Pumping Iron: The Art of Body Building
While people have always had a concept of beauty, that concept has changed throughout the years. Obese women were once the epitome of sexy because extra weight was a sign of health and hinted at their abilities to bear many children. Tanning booths may be popular now, but paleness was once the most desirable skin tone, as it meant the individual had the luxury of remaining inside, unneeded in the fields.
Until the end of the 19th century, muscles were not really a focal point of attraction; consequently, men and women did not pay much attention to weight training. However, audiences slowly began to appreciate the physique of men during strength demonstrations and wrestling matches, giving birth to the art of body building.
The goal of body building has always been to achieve some physical ideal. In the early years, the Grecian ideal reigned supreme; men crafted their bodies according to the proportions of ancient Roman and Greek statues. Modern bodybuilders aim for muscle development far beyond that of Adonis. The largest, most distinct muscles are the most aesthetically pleasing, and bodybuilders do everything in their power to accentuate their cuts, from tanning and lighting to applying oils and lotions. However, while both the definition of beauty and the ultimate goal of body building have changed, the process of achieving results has remained consistent: nutrition, training and rest.
The Three Steps
Nutrition is integral to any fitness regime, but especially to body building. Without a specialized diet, bodybuilders are unable to grow and repair muscle; they require more calories and more protein. Bodybuilders consumer certain carbohydrates to fuel their bodies, and ingest large amounts of protein to build muscle. Body building athletes should aim at getting almost 30 percent of their calories from protein; while carbohydrates stimulate muscle synthesis, without protein, the body lacks the materials with which to synthesize.

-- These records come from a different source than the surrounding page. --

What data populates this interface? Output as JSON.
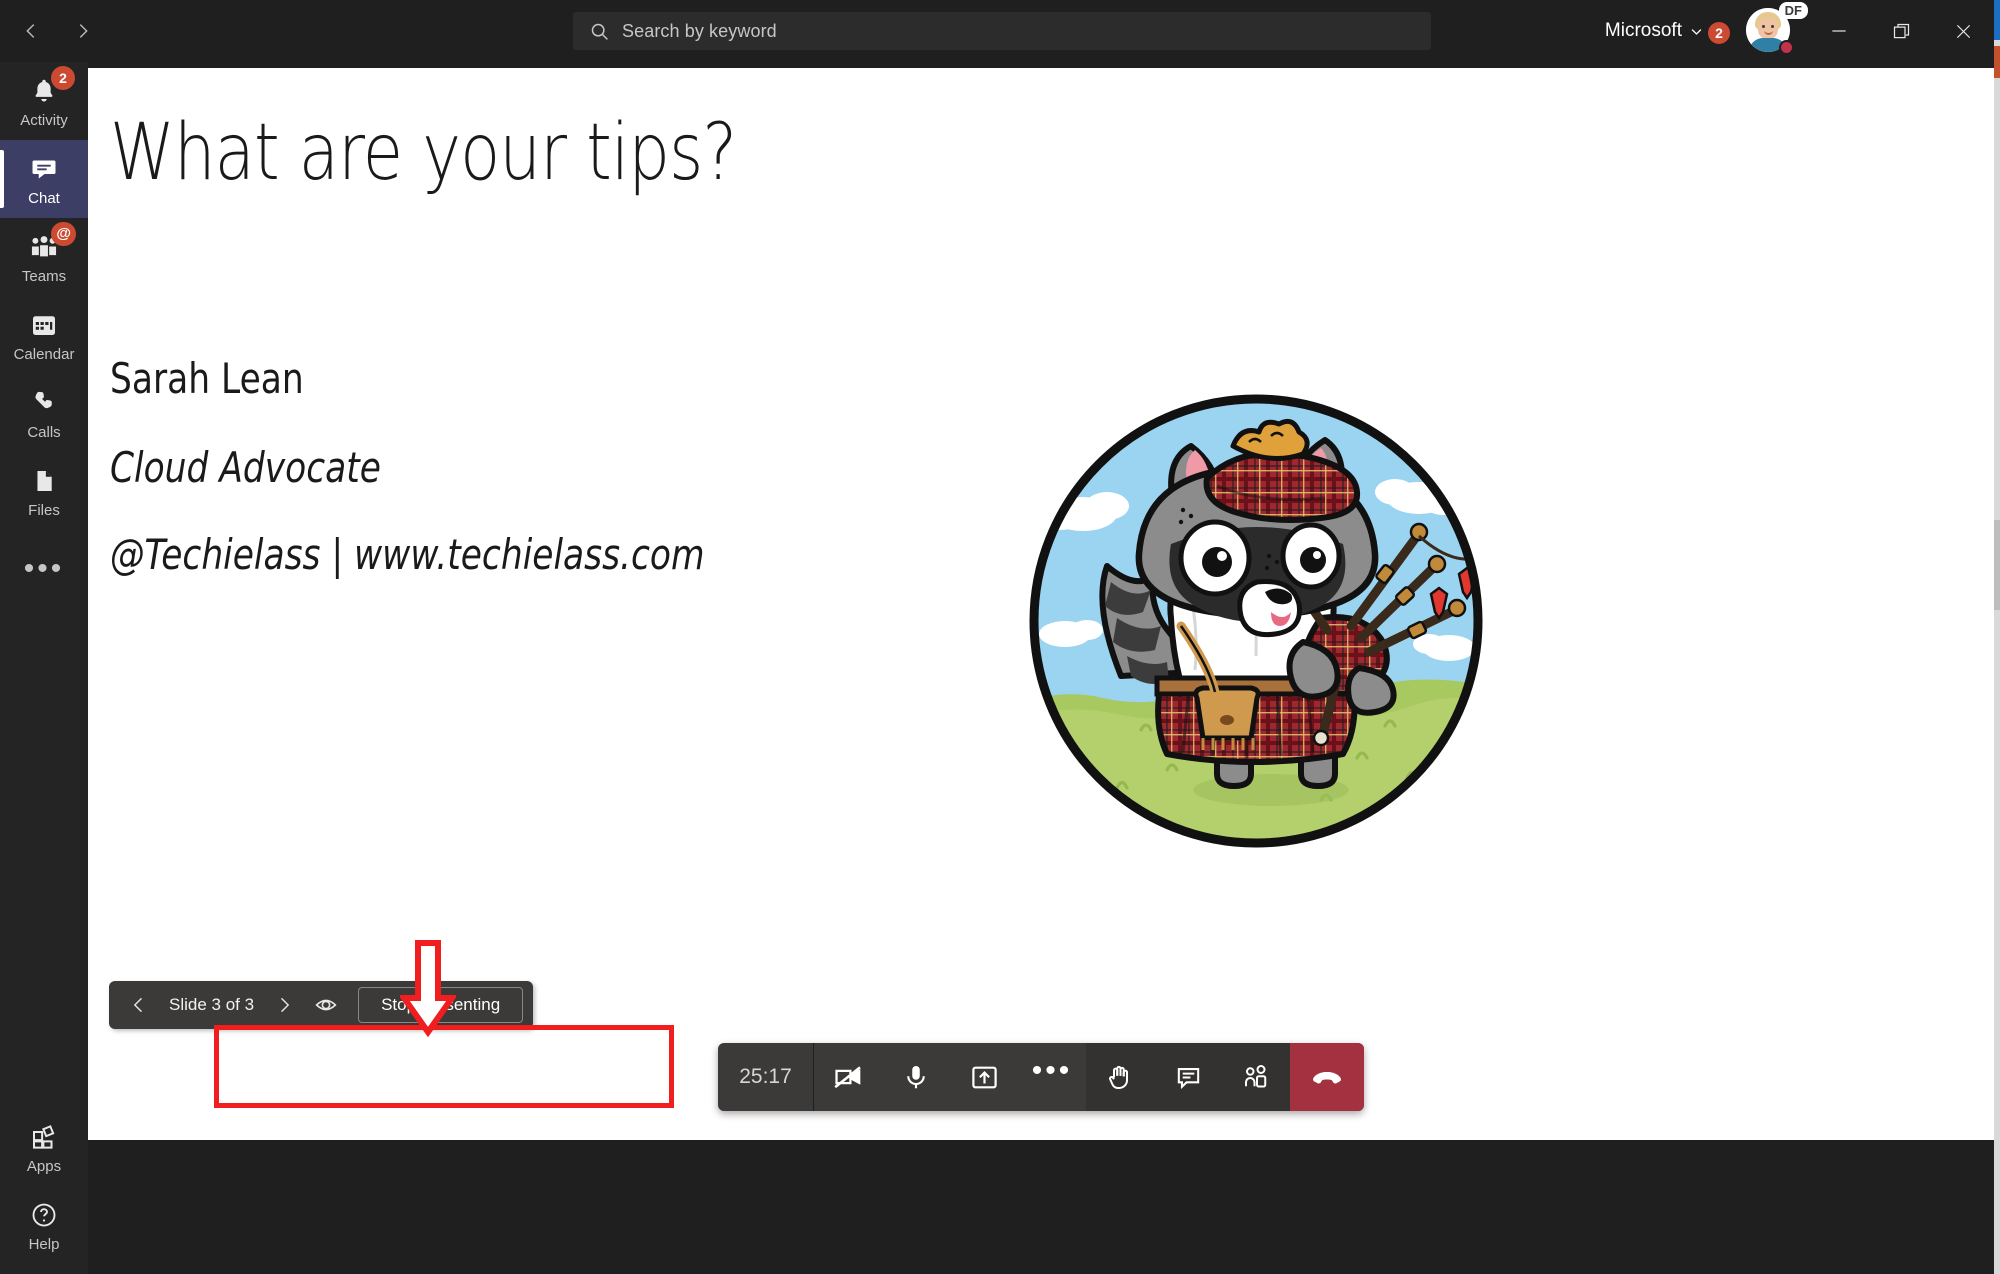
{
  "window": {
    "org_name": "Microsoft",
    "org_badge_count": "2",
    "avatar_initials_badge": "DF",
    "minimize_label": "Minimize",
    "restore_label": "Restore",
    "close_label": "Close",
    "back_label": "Back",
    "forward_label": "Forward"
  },
  "search": {
    "placeholder": "Search by keyword",
    "value": "",
    "icon": "search-icon"
  },
  "rail": {
    "items": [
      {
        "label": "Activity",
        "icon": "bell-icon",
        "badge": "2",
        "active": false
      },
      {
        "label": "Chat",
        "icon": "chat-icon",
        "badge": "",
        "active": true
      },
      {
        "label": "Teams",
        "icon": "people-icon",
        "badge": "@",
        "active": false
      },
      {
        "label": "Calendar",
        "icon": "calendar-icon",
        "badge": "",
        "active": false
      },
      {
        "label": "Calls",
        "icon": "phone-icon",
        "badge": "",
        "active": false
      },
      {
        "label": "Files",
        "icon": "file-icon",
        "badge": "",
        "active": false
      }
    ],
    "more_label": "More options",
    "bottom_items": [
      {
        "label": "Apps",
        "icon": "apps-icon"
      },
      {
        "label": "Help",
        "icon": "help-icon"
      }
    ]
  },
  "slide": {
    "title": "What are your tips?",
    "line1": "Sarah Lean",
    "line2": "Cloud Advocate",
    "line3": "@Techielass | www.techielass.com",
    "image_alt": "raccoon-bagpiper-illustration"
  },
  "slide_controls": {
    "previous_label": "Previous slide",
    "slide_counter": "Slide 3 of 3",
    "next_label": "Next slide",
    "private_view_label": "Private view",
    "stop_label": "Stop presenting"
  },
  "annotation": {
    "highlight_color": "#f01e1e",
    "arrow_target": "slide-controls-bar"
  },
  "meeting_toolbar": {
    "timer": "25:17",
    "buttons": [
      {
        "label": "Turn camera on",
        "icon": "camera-off-icon"
      },
      {
        "label": "Mute",
        "icon": "microphone-icon"
      },
      {
        "label": "Share content",
        "icon": "share-screen-icon"
      },
      {
        "label": "More actions",
        "icon": "ellipsis-icon"
      },
      {
        "label": "Raise hand",
        "icon": "raise-hand-icon"
      },
      {
        "label": "Show conversation",
        "icon": "chat-bubble-icon"
      },
      {
        "label": "Show participants",
        "icon": "participants-icon"
      }
    ],
    "hangup_label": "Leave",
    "hangup_color": "#a4313f"
  }
}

While nutrition provides the building blocks, weight training provides the imagination. Strength training with free weights or elastic resistance results in rapid muscle growth. However, what many people fail to realize is that muscle growth results due to the damage caused by weight training.
When lifting, bodybuilders tear their muscles; these microtraumas are felt as general soreness, called delayed onset muscle soreness. When the body repairs these tears, it goes above and beyond the call of duty, furthering the development of the muscles. Body building, in essence, is a violent sport, and brings a literal connotation to the idea of no pain, no gain.
Rest is the often ignored component of body building. Without rest, muscle growth cannot occur, since muscle development happens during the repairing process, the body must have downtime in order to focus on this work. Without rest, muscles cannot recover; a bodybuilder must plan both gym time for muscle stimulation, and rest for muscle growth. Sleep is a huge factor. Eight hours of sleep per night is essential, and daytime naps help to further increase the body’s potential for muscle growth.